The Migrant Peacebuilding Project

Click here to edit subtitle

Witnessing Forced Returns Firsthand

Posted by Sam Chase on July 18, 2013 at 1:15 PM

On Friday, we were fortunate enough to accompany members of the International Organization for Migration (IOM) to witness an ICE plane forcibly returning migrants to Guatemala. As anyone reading this blog likely already knows, the number of people deported from the United States has grown steadily since 2007. According to the Guatemalan Office of Migration Affairs, more than 40,000 undocumented persons were forcibly removed from the United States in 2012. This year, about 25,000 people have already been removed, and that number shows no signs of slowing. This staggering number of deportations means that multiple plane loads of migrants will often arrive every day. According to our IOM contact, four full planes arrived on the 4th of July alone. I think the irony is self-apparent. While we only witnessed one plane landing, the experience was still striking.




Gaining access to the Guatemalan Air force base was relatively easy, at least when traveling in an official IOM truck. Our guide assured us the heavy security was warranted; even though the base is near one of the wealthiest areas of the city, directly outside the barbed wired walls is among the most dangerous. Coyotes, muggers, and other people looking to take advantage of the newly returned congregate outside of the base, posing as money changers. As soon as these people leave the military boundary, they are given essentially no governmental support or protection
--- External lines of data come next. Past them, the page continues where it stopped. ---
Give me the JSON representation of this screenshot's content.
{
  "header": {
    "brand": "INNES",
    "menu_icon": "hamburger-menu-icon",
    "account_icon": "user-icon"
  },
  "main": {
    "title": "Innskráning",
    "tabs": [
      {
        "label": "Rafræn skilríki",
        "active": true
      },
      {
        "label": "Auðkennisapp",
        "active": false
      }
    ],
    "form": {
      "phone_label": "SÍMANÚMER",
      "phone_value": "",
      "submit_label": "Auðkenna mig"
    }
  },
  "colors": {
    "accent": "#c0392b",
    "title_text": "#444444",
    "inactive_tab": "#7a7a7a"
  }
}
As we entered the base proper, a van was being loaded up with the last remnants of the preceding planeload of migrants as a hard faced solider with a baton looked on. The area was comprised of a large hall situated between the tarmac and the courtyard area of the base, almost reminiscent of a US DMV waiting room. In the courtyard we saw a sign reading “Bienvenido a su Pais”, or ‘welcome to your country’, as well as one table from the IOM offering bottles of water and packets of crackers, with another with phones for returnees to call family or friends in Guatemala, and a final table from Casa Del Migrante, a non-profit and religious organization that offers a place to stay for returnees who have nowhere else to go while they get back on their feet.




The IOM also offers free transportation to several places around the country. Tellingly, our IOM contact said that almost everyone chooses to take the buses heading to or near the Mexican border. Some legitimately have family in that direction, but most will use the opportunity to attempt to re-migrate. When the planes arrived, several young men ran for the busses, not wanting to get left behind. One man we talked to missed the bus, but said he would probably stay the night in the city and get the next IOM bus to the border the next day. We were told that for every plane load of returned migrants, only about 10 stay in the city for more than a night. Clearly, the deportation system is not working.




Some of the stories we heard were truly eye opening. One woman, with her arm bandaged and in a sling, said that she believed it was dislocated when an ICE official harshly grabbed her. Another man we talked to spoke of being treated like an animal, and kept in overcrowded and very cold holding areas for long periods of time, only being given food and water once a day. The returnees were handcuffed until the plane actually touched down in Guatemala, and when the cuffs were finally taken off, he said everyone cheered. This inhumane treatment, resulting only from not having the correct documentation when migrating, is sickening to think about.


Furthermore, these people are given almost no support. The IOM does its best, but the organization is severely underfunded, and is essentially only able to provide the transportation, water, and advice for returning migrants. In fact, the IOM’s charter in Guatemala will expire in about a month, and the entire organization will be pulling out of its operations in Guatemala, leaving an already incredibly underserved group even more adrift in a place that is unfamiliar and even hostile. Fortunately, our IOM contact, along with several of his co-workers, plan to start their own NGO in the coming months to continue to provide the help the IOM currently furnishes, and we plan to assist them with private sector contacts and whatever other help we can offer. The people at the IOM are committed and enthusiastic, but the organization itself is hamstrung by its lack of funding. It, and honestly our organization as well, are simply applying a Band-Aid to the much larger institutional problem of the system of criminalization and deportation. Change will come, but it is not coming nearly fast enough, and until elected officials in Washington and Guatemala City both begin to treat those victimized by deportation as people who just want a better life for themselves and their families, not as dangerous criminals, nothing will be done. We in the US need a drastic reformation of both our immigration policies, and the ways in which we treat those members of society most damaged by the current harmful policies. Once forcibly removed from the US, these people and their woes do not simply disappear, and if our policies continue to treat them as if they do, the current vicious cycle of deportation and remigration will never be broken. I truly wish every member of the US congress could see what we saw in that military base, and hear some of the stories we heard today.

 

Categories: Reconciliation (2013)

Post a Comment

Oops!

Oops, you forgot something.

Oops!

The words you entered did not match the given text. Please try again.

Already a member? Sign In

0 Comments